But “Jojo Rabbit” is a world away from the computer-designed costumes of the Navi in “Avatar,” or even “Thor: Ragnarok,” in which she put Cate Blanchett’s villain Hela in killer heels and used motion-capture technology for her headpiece.

“Jojo Rabbit” is a world seen through the eyes of 10-year-old Adolf Hitler fanatic Jojo toward the end of WWII. His imaginary best friend is Adolf Hitler, played by director Taika Waititi. The film marks the second collaboration between Waititi and Rubeo; they previously worked together on “Thor: Ragnarok.”

Rubeo opted to dress the characters in vibrant colors, since the film is seen through the boy’s eyes, using color to symbolize the evolution of Jojo’s world view.
One significant piece of wardrobe in the film are the shoes worn by Rosie, Jojo’s mother, played by Scarlett Johansson. The two-tone brown-and-white shoes are at first a symbol of the beauty Jojo sees in his mother, the playfulness, but then they telegraph a tragedy. Waititi often lingers on the shoes in shots, or frames shots with them in view.

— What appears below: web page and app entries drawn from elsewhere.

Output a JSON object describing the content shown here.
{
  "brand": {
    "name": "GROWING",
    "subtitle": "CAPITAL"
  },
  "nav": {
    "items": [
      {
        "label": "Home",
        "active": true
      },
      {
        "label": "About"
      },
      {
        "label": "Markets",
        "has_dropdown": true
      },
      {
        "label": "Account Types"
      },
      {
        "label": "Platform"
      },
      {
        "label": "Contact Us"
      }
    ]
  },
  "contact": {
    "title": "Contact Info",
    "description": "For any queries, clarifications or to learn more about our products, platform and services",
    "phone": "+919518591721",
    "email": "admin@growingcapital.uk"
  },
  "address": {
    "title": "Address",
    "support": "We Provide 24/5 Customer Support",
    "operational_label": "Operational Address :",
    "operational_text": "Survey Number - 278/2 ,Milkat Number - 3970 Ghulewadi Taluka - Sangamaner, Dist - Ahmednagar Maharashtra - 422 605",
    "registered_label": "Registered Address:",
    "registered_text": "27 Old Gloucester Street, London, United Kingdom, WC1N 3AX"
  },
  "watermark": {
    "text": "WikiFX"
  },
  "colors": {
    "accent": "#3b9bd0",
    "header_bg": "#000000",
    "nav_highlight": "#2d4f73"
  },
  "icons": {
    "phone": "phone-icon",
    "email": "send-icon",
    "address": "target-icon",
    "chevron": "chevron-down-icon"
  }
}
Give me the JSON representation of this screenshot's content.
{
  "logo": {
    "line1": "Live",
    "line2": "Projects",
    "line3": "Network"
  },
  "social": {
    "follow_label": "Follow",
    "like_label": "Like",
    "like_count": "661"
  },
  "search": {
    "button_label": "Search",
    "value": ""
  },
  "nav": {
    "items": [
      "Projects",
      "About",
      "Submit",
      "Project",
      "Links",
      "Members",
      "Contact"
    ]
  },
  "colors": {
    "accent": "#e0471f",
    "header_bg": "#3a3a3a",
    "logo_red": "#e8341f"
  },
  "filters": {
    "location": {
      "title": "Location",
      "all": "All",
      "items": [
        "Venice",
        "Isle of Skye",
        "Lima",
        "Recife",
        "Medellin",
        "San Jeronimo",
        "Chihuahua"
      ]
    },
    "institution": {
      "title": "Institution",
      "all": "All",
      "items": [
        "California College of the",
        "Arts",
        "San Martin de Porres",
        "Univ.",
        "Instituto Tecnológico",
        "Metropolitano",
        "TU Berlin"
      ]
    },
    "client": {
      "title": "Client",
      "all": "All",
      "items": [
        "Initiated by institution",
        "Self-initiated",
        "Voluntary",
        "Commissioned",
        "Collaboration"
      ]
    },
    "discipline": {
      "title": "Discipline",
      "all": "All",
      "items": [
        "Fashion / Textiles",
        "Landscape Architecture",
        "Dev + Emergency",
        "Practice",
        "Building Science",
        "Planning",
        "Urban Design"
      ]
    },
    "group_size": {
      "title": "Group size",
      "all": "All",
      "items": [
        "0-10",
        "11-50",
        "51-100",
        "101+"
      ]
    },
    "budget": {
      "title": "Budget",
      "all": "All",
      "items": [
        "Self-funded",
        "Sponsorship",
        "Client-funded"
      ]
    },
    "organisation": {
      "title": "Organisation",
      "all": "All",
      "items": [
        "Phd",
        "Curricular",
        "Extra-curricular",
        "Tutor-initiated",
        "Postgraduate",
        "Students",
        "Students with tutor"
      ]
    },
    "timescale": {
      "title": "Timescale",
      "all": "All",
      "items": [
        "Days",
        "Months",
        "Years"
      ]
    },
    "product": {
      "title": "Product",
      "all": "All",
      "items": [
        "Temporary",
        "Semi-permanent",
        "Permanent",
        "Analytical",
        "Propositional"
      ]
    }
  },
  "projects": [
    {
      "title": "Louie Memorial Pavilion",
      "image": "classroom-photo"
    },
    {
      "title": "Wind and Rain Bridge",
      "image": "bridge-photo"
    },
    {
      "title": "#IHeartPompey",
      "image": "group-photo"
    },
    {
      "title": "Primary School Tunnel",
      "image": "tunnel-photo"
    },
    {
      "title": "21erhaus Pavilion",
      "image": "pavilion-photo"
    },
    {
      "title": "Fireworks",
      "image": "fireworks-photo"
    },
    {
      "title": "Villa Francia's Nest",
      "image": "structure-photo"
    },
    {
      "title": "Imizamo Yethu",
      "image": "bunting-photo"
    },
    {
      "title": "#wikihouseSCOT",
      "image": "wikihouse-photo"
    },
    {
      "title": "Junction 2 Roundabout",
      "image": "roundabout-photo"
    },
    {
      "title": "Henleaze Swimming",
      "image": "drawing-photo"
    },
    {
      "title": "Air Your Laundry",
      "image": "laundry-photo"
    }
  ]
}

Rosie was someone who was inspired by artists and was “eclectic,” says Rubeo.  Once she had sketched the shoes, Rubeo had them custom-made for the movie. “They serve this duality, the shoes represent this happy time, but they’re also the bearer of bad news,” Rubeo says.

In contrast, Elsa (Tomasin McKenzie), the Jewish girl hidden by Rosie in a crawl space in her house, doesn’t wear shoes. Rubeo points out that Elsa only wears shoes twice during the movie.

“Once when the Gestapo shows up, and the other when she’s leaving and is free.”

For the most part, Elsa is confined to her hiding space so her clothes are monochromatic. When it came to creating the costume that Yorki (Archie Yates) wears, that, too, evolved. At first, the Hitler Youth is wearing a proper uniform, looking sharp. But by the end of the film, as the war is concluding and Germany is losing, Yorki is fighting on the streets in a paper uniform. Rubeo made the costume out of paper and cardboard, but she also used cotton on the outfit. She made six different versions.

“We had to age that outfit. Each time we see him, he’s got battle damage to his armor, and by the end, when we find him again, he’s got nothing left, it’s just his vest,” Rubeo says.